◆ **HOW TO COMPLETE THIS TASK**:
Copy out all lines of the records in which the word "http" appears.
++++
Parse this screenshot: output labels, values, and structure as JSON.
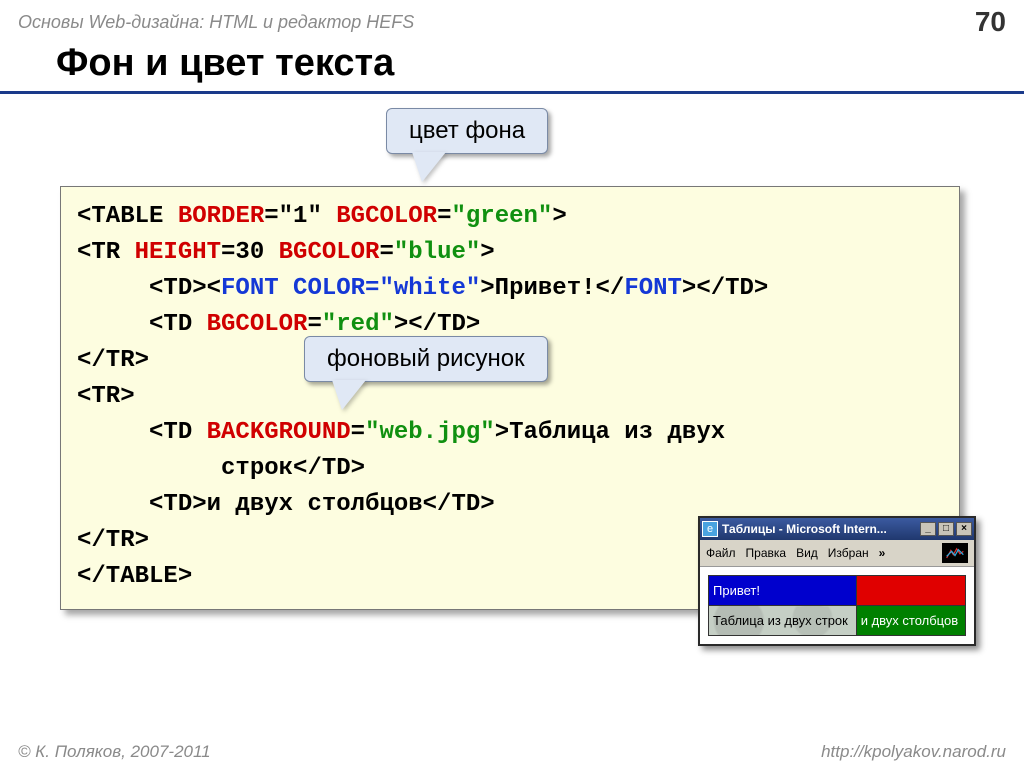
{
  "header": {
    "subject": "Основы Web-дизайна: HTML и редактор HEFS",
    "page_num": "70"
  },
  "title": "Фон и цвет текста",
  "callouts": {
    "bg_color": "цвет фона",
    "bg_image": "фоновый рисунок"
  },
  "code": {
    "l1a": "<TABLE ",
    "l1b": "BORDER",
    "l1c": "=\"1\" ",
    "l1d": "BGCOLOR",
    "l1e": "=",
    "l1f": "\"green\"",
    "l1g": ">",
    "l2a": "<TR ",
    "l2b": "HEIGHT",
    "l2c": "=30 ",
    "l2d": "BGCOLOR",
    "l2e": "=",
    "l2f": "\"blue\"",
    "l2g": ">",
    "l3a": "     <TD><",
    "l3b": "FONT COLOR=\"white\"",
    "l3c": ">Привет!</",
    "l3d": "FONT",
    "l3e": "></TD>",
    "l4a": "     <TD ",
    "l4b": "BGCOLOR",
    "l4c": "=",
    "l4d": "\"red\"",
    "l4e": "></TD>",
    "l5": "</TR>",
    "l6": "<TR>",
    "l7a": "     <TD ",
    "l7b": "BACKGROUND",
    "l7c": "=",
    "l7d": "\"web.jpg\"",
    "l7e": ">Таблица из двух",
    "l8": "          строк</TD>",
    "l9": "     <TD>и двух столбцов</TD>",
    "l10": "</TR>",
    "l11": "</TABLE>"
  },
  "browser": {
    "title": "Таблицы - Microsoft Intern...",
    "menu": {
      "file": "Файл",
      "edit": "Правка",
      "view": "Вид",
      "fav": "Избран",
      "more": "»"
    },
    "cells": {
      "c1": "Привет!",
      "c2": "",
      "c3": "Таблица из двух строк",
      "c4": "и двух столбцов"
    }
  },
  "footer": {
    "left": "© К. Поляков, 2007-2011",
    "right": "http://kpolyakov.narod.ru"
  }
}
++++
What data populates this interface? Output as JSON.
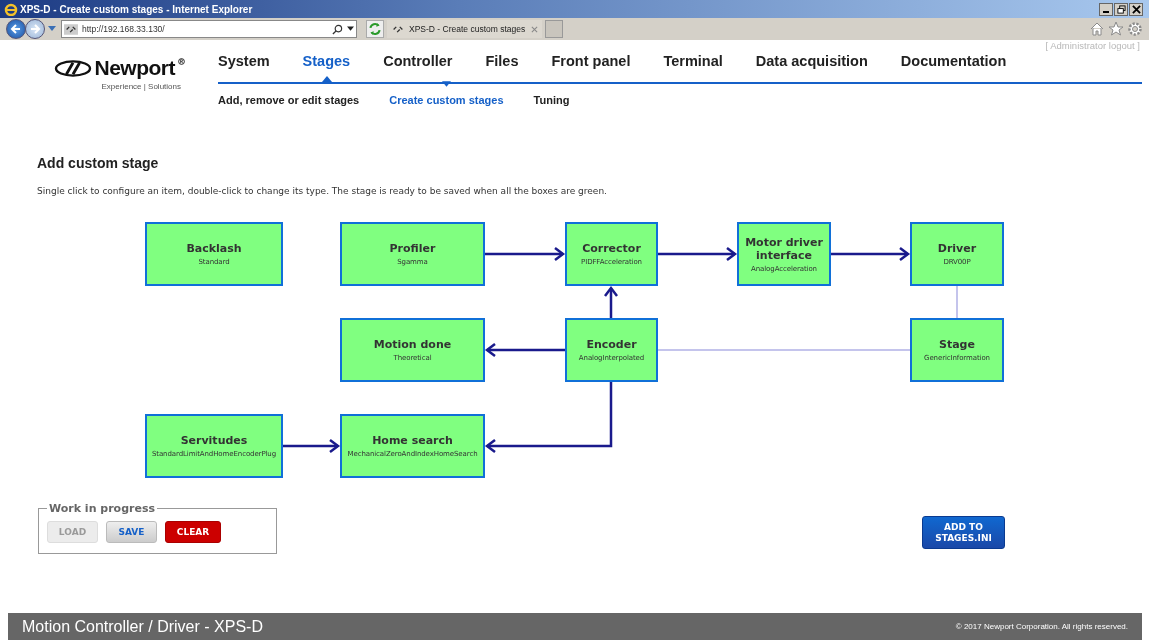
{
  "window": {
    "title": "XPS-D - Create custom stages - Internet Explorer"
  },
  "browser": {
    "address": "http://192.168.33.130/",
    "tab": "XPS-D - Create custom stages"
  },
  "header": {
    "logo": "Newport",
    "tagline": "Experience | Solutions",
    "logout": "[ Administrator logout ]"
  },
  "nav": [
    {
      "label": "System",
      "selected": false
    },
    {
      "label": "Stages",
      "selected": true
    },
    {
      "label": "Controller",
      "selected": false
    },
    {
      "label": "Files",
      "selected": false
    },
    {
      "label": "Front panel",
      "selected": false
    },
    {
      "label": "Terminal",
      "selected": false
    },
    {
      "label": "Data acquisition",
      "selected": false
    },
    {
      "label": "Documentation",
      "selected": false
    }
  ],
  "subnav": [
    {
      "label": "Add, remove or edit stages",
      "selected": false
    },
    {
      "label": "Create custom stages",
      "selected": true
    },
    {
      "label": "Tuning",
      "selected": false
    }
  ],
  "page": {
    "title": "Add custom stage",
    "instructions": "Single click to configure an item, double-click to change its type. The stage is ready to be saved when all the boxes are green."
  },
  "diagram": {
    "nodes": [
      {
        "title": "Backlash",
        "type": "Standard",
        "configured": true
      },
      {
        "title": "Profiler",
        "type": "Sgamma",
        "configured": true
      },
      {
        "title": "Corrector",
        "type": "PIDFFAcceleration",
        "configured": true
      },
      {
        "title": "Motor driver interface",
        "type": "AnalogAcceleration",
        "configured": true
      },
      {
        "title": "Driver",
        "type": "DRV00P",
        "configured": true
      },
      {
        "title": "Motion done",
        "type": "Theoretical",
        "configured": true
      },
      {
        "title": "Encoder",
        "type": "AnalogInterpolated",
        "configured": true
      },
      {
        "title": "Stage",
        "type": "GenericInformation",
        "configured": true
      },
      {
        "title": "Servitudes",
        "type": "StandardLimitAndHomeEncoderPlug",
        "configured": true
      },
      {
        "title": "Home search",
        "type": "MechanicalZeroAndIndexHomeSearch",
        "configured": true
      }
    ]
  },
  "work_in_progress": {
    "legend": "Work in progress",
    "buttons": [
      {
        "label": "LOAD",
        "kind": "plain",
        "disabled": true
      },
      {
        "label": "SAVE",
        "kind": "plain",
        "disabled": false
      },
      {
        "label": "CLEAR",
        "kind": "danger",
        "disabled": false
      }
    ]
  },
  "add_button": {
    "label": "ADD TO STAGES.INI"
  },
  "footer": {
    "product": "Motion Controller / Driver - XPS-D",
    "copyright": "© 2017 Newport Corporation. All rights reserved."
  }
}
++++
◆ **YOUR RESPONSE**:
    "right": "http://kpolyakov.narod.ru"
    "address": "http://192.168.33.130/",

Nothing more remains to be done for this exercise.